The Difficulty of Profiling Terrorists

Interesting article:

A recently completed Dutch study of 242 Islamic radicals convicted or accused of planning terrorist attacks in Europe from 2001 to 2006 found that most were men of Arab descent who had been born and raised in Europe and came from lower or middle-class backgrounds. They ranged in age from 16 to 59 at the time of their arrests; the average was 27. About one in four had a criminal record.

The author of the study, Edwin Bakker, a researcher at the Clingendael Institute in The Hague, tried to examine almost 20 variables concerning the suspects’ social and economic backgrounds.
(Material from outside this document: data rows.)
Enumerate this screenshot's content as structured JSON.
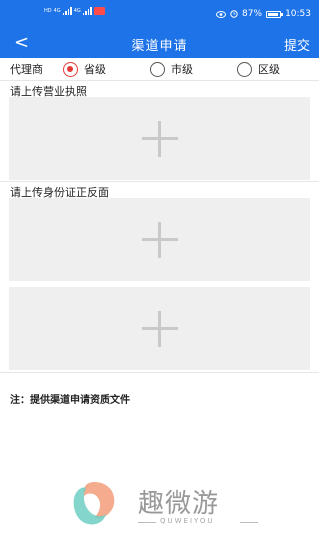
{
  "status_bar": {
    "left_small_1": "HD",
    "left_small_2": "4G",
    "left_small_3": "4G",
    "battery_percent": "87%",
    "time": "10:53",
    "icons": [
      "eye-icon",
      "alarm-icon",
      "battery-icon"
    ]
  },
  "header": {
    "back_icon": "<",
    "title": "渠道申请",
    "submit_label": "提交"
  },
  "agent": {
    "label": "代理商",
    "options": [
      {
        "label": "省级",
        "selected": true
      },
      {
        "label": "市级",
        "selected": false
      },
      {
        "label": "区级",
        "selected": false
      }
    ]
  },
  "uploads": {
    "business_license_label": "请上传营业执照",
    "id_card_label": "请上传身份证正反面"
  },
  "note": "注：提供渠道申请资质文件",
  "watermark": {
    "name": "趣微游",
    "sub": "QUWEIYOU"
  },
  "colors": {
    "primary": "#1e73e8",
    "radio_selected": "#e53935",
    "upload_bg": "#efefef"
  }
}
In general, he determined that no reliable profile existed — their traits were merely an accurate reflection of the overall Muslim immigrant population in Europe. “There is no standard jihadi terrorist in Europe,” the study concluded.

In an interview, Bakker said that many local police agencies have been slow to abandon profiling, but that most European intelligence agencies have concluded it is an unreliable tool for spotting potential terrorists. “How can you single them out? You can’t,” he said. “For the secret services, it doesn’t give them a clue. We should focus more on suspicious behavior and not profiling.”

Posted on March 13, 2007 at 5:42 PMView Comments

Is Everything a Bomb These Days?

In New Mexico, a bomb squad blew up two CD players, duct-taped to the bottoms of church pews, that played pornographic messages during Mass. This is a pretty funny high school prank and I hope the kids that did it get suitably punished. But they’re not terrorists. And I have a hard time believing that the police actually thought CD players were bombs.

Meanwhile, Irish police blew up a tape dispenser left outside a police station.

And not to be outdone, the Dutch police mistook one of their own transmitters for a bomb. At least they didn’t blow anything up.

Okay, everyone. We need some ideas, here. If we’re going to think everything weird is a bomb, then the false alarms are going to kill any hope of security.

EDITED TO ADD (3/3): If you’re having trouble identifying bombs, this quiz should help. And here’s a relevant cartoon.

Posted on February 23, 2007 at 12:38 PMView Comments

Blowing Up ATMs

In the Netherlands, criminals are stealing money from ATMs by blowing them up (article in Dutch). First, they drill a hole in an ATM and fill it with some sort of gas. Then, they ignite the gas — from a safe distance — and clean up the money that flies all over the place after the ATM explodes.

Sounds crazy, but apparently there has been an increase in this type of attack recently. The banks’ countermeasure is to install air vents so that gas can’t build up inside the ATMs.

Posted on March 10, 2006 at 12:26 PMView Comments

Big Brother Prison

This Dutch prison is the future of surveillance.

At a high-tech prison opening this week inmates wear electronic wristbands that track their every movement and guards monitor cells using emotion-recognition software.

Remember, new surveillance technologies are first used on populations with limited rights: inmates, children, the mentally ill, military personnel.

Posted on February 2, 2006 at 11:23 AMView Comments

Sidebar photo of Bruce Schneier by Joe MacInnis.